Start of Record excerpts

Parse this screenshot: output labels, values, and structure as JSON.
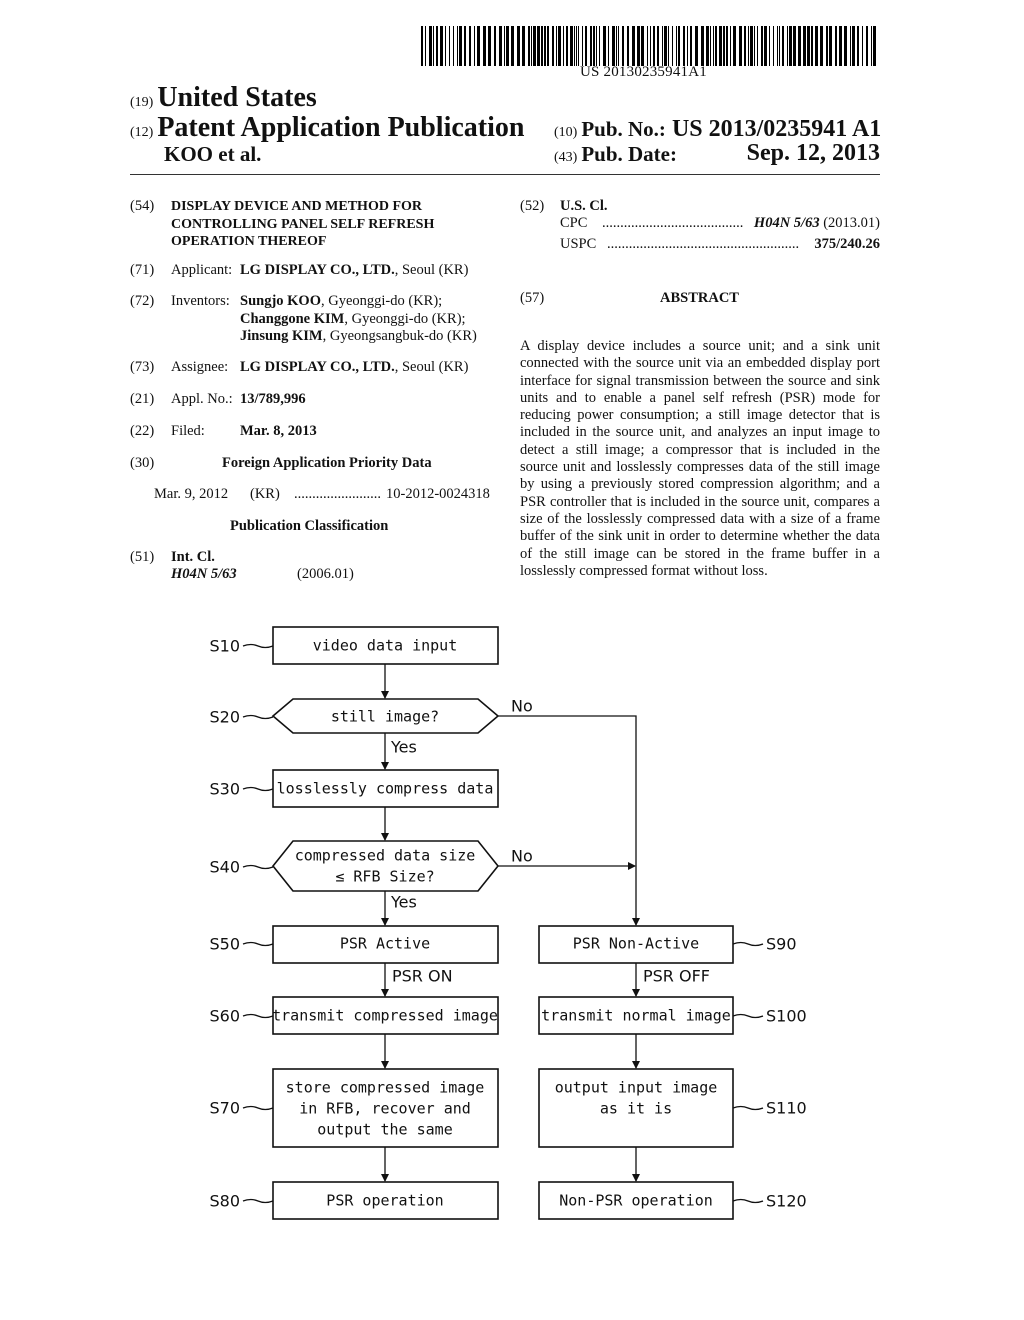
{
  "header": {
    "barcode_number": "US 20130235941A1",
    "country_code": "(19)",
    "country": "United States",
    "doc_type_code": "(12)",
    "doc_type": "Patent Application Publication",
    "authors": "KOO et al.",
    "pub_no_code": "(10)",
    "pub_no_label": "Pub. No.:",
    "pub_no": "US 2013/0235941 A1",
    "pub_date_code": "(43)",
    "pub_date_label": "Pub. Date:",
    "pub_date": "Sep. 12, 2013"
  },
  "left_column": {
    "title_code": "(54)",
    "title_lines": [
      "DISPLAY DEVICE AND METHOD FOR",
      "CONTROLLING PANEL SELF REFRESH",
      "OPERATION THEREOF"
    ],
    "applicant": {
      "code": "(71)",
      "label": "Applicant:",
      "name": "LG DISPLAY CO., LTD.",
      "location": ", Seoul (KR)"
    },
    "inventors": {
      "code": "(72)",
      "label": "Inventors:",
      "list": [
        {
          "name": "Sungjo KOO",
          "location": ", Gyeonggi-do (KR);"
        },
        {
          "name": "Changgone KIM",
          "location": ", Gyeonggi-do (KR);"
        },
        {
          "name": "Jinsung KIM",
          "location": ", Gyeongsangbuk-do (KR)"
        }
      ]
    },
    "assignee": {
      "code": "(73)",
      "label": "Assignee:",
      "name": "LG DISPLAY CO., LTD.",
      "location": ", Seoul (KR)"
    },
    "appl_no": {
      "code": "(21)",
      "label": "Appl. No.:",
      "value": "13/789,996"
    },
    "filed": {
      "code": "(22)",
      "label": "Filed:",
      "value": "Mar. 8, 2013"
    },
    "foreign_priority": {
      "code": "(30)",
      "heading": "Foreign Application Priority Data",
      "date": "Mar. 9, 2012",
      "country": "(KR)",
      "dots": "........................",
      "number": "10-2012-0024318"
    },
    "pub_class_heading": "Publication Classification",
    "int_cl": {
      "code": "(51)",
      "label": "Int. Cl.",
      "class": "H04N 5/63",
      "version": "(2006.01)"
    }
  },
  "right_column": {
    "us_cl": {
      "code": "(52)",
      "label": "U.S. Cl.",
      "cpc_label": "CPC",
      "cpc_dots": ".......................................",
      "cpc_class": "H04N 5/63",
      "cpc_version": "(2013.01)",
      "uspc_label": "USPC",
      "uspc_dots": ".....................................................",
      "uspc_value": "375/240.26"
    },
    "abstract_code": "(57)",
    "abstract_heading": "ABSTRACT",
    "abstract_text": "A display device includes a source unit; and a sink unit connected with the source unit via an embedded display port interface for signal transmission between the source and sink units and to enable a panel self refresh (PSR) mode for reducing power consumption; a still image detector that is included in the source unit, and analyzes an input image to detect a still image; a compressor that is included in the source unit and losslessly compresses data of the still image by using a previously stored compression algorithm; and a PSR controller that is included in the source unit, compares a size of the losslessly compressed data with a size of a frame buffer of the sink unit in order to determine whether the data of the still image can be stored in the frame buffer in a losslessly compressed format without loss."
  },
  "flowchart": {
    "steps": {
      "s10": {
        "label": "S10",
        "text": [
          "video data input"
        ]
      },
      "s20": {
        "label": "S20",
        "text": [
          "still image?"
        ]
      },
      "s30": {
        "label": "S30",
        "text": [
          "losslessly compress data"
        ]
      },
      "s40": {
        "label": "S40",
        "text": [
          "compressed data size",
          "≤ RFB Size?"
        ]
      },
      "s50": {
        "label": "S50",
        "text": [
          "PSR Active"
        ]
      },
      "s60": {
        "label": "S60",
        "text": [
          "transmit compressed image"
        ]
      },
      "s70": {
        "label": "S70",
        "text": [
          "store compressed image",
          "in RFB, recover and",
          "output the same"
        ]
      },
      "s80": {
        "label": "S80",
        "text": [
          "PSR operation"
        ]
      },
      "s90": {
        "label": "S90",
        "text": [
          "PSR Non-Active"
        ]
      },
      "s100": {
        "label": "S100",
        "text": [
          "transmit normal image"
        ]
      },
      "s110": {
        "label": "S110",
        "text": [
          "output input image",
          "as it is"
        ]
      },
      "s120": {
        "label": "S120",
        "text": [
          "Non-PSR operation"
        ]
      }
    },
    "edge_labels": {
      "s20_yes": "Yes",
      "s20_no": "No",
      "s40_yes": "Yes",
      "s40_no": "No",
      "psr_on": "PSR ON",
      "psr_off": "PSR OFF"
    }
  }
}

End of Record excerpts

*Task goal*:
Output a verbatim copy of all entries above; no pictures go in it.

*Task response*:
Parse this screenshot: output labels, values, and structure as JSON.
{
  "header": {
    "barcode_number": "US 20130235941A1",
    "country_code": "(19)",
    "country": "United States",
    "doc_type_code": "(12)",
    "doc_type": "Patent Application Publication",
    "authors": "KOO et al.",
    "pub_no_code": "(10)",
    "pub_no_label": "Pub. No.:",
    "pub_no": "US 2013/0235941 A1",
    "pub_date_code": "(43)",
    "pub_date_label": "Pub. Date:",
    "pub_date": "Sep. 12, 2013"
  },
  "left_column": {
    "title_code": "(54)",
    "title_lines": [
      "DISPLAY DEVICE AND METHOD FOR",
      "CONTROLLING PANEL SELF REFRESH",
      "OPERATION THEREOF"
    ],
    "applicant": {
      "code": "(71)",
      "label": "Applicant:",
      "name": "LG DISPLAY CO., LTD.",
      "location": ", Seoul (KR)"
    },
    "inventors": {
      "code": "(72)",
      "label": "Inventors:",
      "list": [
        {
          "name": "Sungjo KOO",
          "location": ", Gyeonggi-do (KR);"
        },
        {
          "name": "Changgone KIM",
          "location": ", Gyeonggi-do (KR);"
        },
        {
          "name": "Jinsung KIM",
          "location": ", Gyeongsangbuk-do (KR)"
        }
      ]
    },
    "assignee": {
      "code": "(73)",
      "label": "Assignee:",
      "name": "LG DISPLAY CO., LTD.",
      "location": ", Seoul (KR)"
    },
    "appl_no": {
      "code": "(21)",
      "label": "Appl. No.:",
      "value": "13/789,996"
    },
    "filed": {
      "code": "(22)",
      "label": "Filed:",
      "value": "Mar. 8, 2013"
    },
    "foreign_priority": {
      "code": "(30)",
      "heading": "Foreign Application Priority Data",
      "date": "Mar. 9, 2012",
      "country": "(KR)",
      "dots": "........................",
      "number": "10-2012-0024318"
    },
    "pub_class_heading": "Publication Classification",
    "int_cl": {
      "code": "(51)",
      "label": "Int. Cl.",
      "class": "H04N 5/63",
      "version": "(2006.01)"
    }
  },
  "right_column": {
    "us_cl": {
      "code": "(52)",
      "label": "U.S. Cl.",
      "cpc_label": "CPC",
      "cpc_dots": ".......................................",
      "cpc_class": "H04N 5/63",
      "cpc_version": "(2013.01)",
      "uspc_label": "USPC",
      "uspc_dots": ".....................................................",
      "uspc_value": "375/240.26"
    },
    "abstract_code": "(57)",
    "abstract_heading": "ABSTRACT",
    "abstract_text": "A display device includes a source unit; and a sink unit connected with the source unit via an embedded display port interface for signal transmission between the source and sink units and to enable a panel self refresh (PSR) mode for reducing power consumption; a still image detector that is included in the source unit, and analyzes an input image to detect a still image; a compressor that is included in the source unit and losslessly compresses data of the still image by using a previously stored compression algorithm; and a PSR controller that is included in the source unit, compares a size of the losslessly compressed data with a size of a frame buffer of the sink unit in order to determine whether the data of the still image can be stored in the frame buffer in a losslessly compressed format without loss."
  },
  "flowchart": {
    "steps": {
      "s10": {
        "label": "S10",
        "text": [
          "video data input"
        ]
      },
      "s20": {
        "label": "S20",
        "text": [
          "still image?"
        ]
      },
      "s30": {
        "label": "S30",
        "text": [
          "losslessly compress data"
        ]
      },
      "s40": {
        "label": "S40",
        "text": [
          "compressed data size",
          "≤ RFB Size?"
        ]
      },
      "s50": {
        "label": "S50",
        "text": [
          "PSR Active"
        ]
      },
      "s60": {
        "label": "S60",
        "text": [
          "transmit compressed image"
        ]
      },
      "s70": {
        "label": "S70",
        "text": [
          "store compressed image",
          "in RFB, recover and",
          "output the same"
        ]
      },
      "s80": {
        "label": "S80",
        "text": [
          "PSR operation"
        ]
      },
      "s90": {
        "label": "S90",
        "text": [
          "PSR Non-Active"
        ]
      },
      "s100": {
        "label": "S100",
        "text": [
          "transmit normal image"
        ]
      },
      "s110": {
        "label": "S110",
        "text": [
          "output input image",
          "as it is"
        ]
      },
      "s120": {
        "label": "S120",
        "text": [
          "Non-PSR operation"
        ]
      }
    },
    "edge_labels": {
      "s20_yes": "Yes",
      "s20_no": "No",
      "s40_yes": "Yes",
      "s40_no": "No",
      "psr_on": "PSR ON",
      "psr_off": "PSR OFF"
    }
  }
}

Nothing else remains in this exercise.